Mr. Wu Hongbo Under-Secretary-General for Economic and Social Affairs, Secretary-General for the Third International Conference on Financing for Development

Closing Ceremony
International Year of Small Island Developing States

H.E. Mr. Sam Kahamba Kutesa, President of the 69th Session of the General Assembly,
H.E. Ambassador Ahmed Sareer, Permanent Representative of the Republic of Maldives to the United Nations and Chair of the Alliance of Small Island States,
Champions of the International Year of SIDS,
Mr. Gyan Chandra Acharya, High Representative of Land Locked, Least Developed and Small island Developing States,
Panellists and specially invited guests,
Ladies and Gentlemen,

I am honoured to join you this afternoon to mark the closing of the International Year of Small Island Developing States.

This year has illustrated once again that much can be accomplished through partnership. Collaboration among Member States, the UN System, international and regional agencies, and Civil Society made the year a resounding success. The highlight of the Year—the Third International Conference on SIDS—placed SIDS issues front and center on the world stage. It reminded us that SIDS issues are global issues.

The purpose of the International Year was to focus the attention of the international community on the challenges, as well as the many achievements, of SIDS.

I commend the leadership and dedication of AOSIS, the three SIDS champions, the President of the General Assembly, the individual SIDS member States, the many friends of SIDS and the whole range of stakeholders, for their significant contributions to the activities promoting the International Year of SIDS.

I would also like to take this opportunity to welcome the new chair of AOSIS, the Republic of Maldives. You are taking over an important role at a critical juncture. I have no doubt that you will continue the hard work of your successor, Nauru, in promoting the interests of Small Island Developing States. I would like to assure you of my constant support, as we continue to enhance partnerships and work toward the sustainable development of SIDS.


The unique challenges of SIDS were first formally recognized by the international community at the UN Conference on Environment and Development in 1992. Since then, SIDS have worked to overcome their vulnerabilities and have strengthened their resilience— through their own efforts, but also in partnership with the international community.

The designation of the International Year was a historic opportunity for mobilizing global action and partnership in support of SIDS. It raised awareness of SIDS challenges, their resilience, the great contributions they have made to the global community, and the rich heritage that makes them so proud.

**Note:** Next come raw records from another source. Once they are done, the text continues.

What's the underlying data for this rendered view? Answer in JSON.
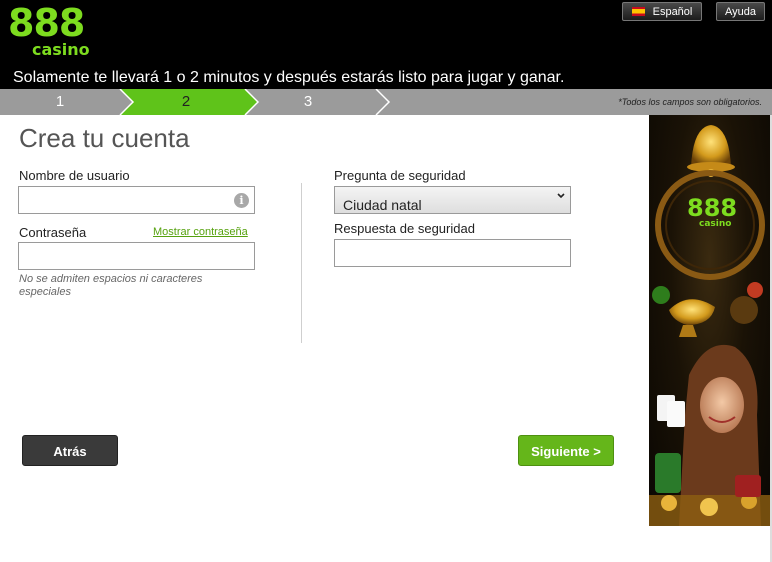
{
  "brand": {
    "logo_top": "888",
    "logo_bottom": "casino",
    "accent": "#7ddc1f"
  },
  "header": {
    "language_label": "Español",
    "help_label": "Ayuda",
    "tagline": "Solamente te llevará 1 o 2 minutos y después estarás listo para jugar y ganar."
  },
  "steps": {
    "items": [
      {
        "label": "1"
      },
      {
        "label": "2"
      },
      {
        "label": "3"
      }
    ],
    "active_index": 1,
    "required_note": "*Todos los campos son obligatorios."
  },
  "form": {
    "title": "Crea tu cuenta",
    "username_label": "Nombre de usuario",
    "username_value": "",
    "password_label": "Contraseña",
    "show_password": "Mostrar contraseña",
    "password_value": "",
    "password_hint": "No se admiten espacios ni caracteres especiales",
    "security_question_label": "Pregunta de seguridad",
    "security_question_value": "Ciudad natal",
    "security_answer_label": "Respuesta de seguridad",
    "security_answer_value": ""
  },
  "buttons": {
    "back": "Atrás",
    "next": "Siguiente >"
  },
  "ad": {
    "brand_top": "888",
    "brand_bottom": "casino"
  },
  "colors": {
    "primary_green": "#65b61a",
    "step_active": "#5fc31a",
    "step_bar": "#9b9b9b",
    "dark_button": "#3a3a3a"
  }
}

Despite many dedicated efforts, SIDS remain faced with their particular challenges, such as sea level rise and natural disasters exacerbated by climate change, vulnerability to external shocks and excessive dependence on international trade, and their limited capacity to deal with those challenges. The degradation of their marine resources and biodiversity, and coastal erosion further threaten SIDS’ economic growth.

The International Year has helped to highlight these challenges and emphasize why it is necessary for us all to take urgent actions to enhance the capacity and resilience of SIDS.


The International Year of SIDS and the Conference in Samoa were successful events, advancing the sustainable development of SIDS, but they both marked starting points rather than culminations. Our work together has just begun.

UNDESA, in cooperation with other UN agencies and regional entities, will continue to work to ensure the implementation of the SAMOA Pathway and the partnerships launched at the conference.

We will also work together to ensure that SIDS priorities feed into The Third World Conference on Disaster Risk Reduction, the Third International Conference on Financing for Development, the Post-2015 Summit, and the Paris Climate Change meeting, among others. The intergovernmental negotiations have begun for the Post-2015 Development Agenda this month, and SIDS delegations remain vocal in expressing their priorities within the context of global sustainable development.


As we look to the future, and the many opportunities before us we must ensure that the focus on SIDS issues and priorities continues.

I am pleased to have been associated with such a momentous International Year. I look forward to continued dialogue towards the further sustainable development of SIDS in the years to come.

I thank you.